eBooks also have amazing possibilities in the future. The Fantastic Flying Books of Mr. Morris Lessmore and some of the other kids ebooks/apps mentioned above are quite interactive. Many give the option to read to you. The possibilities to mix-up content in eBooks that was previously kept in separate formats will be limitless: embedded chat in an eBook as you read, the ability to mark up a book or document and have the notes digitally emailed to you, video and sound clips embedded, exploring citations, classrooms exploring with the eBooks of the future (now?).
Al Gore and others are working on a new publishing platform that will try to “Blow Up the Book”. See this TedTalk on “A next-generation digital book” for what is coming. It will be very interesting to watch what happens next.
I’ve addressed eBooks and my iPad usage from a purely personal point of view, but eBooks have also affected libraries (my current profession). I’m listing a few resources at the end of this posting that will provide more information on libraries and eBooks.
There are many issues still to be sorted out with eBooks, including licensing, DRM, content ownership (the statewide library consortia in my own state is battling this), accessibility issues, price points, platforms, and standards. Even so, the Horizon Report 2011 was finalized in January 2011, just as eBooks were exploding on the consumer market. People now have Kindles, Nooks, Sony Readers, laptop eBook applications, tablets, and smartphones that will all read eBooks. What will happen next?
What’s on my iPad (a post I created on my personal blog that lists and links to all the apps on my iPad) and includes a couple of education apps reference lists
No Shelf Required (a library-related eBooks blog)
The Digital Shift: On Libraries and New Media (project and virtual summit from Library Journal and School Library Journal)
36 Frequently Asked eBook Questions from Public Librarians (from American Library Association’s Office of Information Technology Policy (ALA’s OITP))

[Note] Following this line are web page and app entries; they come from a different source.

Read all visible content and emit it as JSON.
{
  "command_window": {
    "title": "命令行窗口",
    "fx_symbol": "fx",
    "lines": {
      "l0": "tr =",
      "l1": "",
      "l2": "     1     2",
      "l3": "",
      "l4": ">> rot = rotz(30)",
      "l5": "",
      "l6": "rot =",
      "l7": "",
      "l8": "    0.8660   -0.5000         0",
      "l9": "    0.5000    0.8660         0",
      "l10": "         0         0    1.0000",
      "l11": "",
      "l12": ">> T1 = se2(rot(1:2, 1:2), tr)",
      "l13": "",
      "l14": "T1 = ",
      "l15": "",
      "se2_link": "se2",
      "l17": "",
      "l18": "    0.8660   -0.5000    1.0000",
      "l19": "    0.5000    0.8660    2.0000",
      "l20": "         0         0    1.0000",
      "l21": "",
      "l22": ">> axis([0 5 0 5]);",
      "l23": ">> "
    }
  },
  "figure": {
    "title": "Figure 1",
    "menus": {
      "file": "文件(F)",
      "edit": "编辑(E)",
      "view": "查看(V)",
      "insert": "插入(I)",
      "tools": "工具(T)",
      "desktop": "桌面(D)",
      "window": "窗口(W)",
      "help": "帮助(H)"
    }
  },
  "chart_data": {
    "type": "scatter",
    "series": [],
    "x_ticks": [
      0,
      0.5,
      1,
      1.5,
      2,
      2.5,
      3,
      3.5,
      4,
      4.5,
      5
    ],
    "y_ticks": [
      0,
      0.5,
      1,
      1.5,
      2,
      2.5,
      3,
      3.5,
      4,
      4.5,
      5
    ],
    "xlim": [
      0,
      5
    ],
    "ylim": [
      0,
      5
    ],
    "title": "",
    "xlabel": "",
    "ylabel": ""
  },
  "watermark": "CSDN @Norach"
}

Johnson, L., Smith, R., Willis, H., Levine, A., & Haywood, K., (2011). The 2011 Horizon Report. Austin, Texas: The New Media Consortium.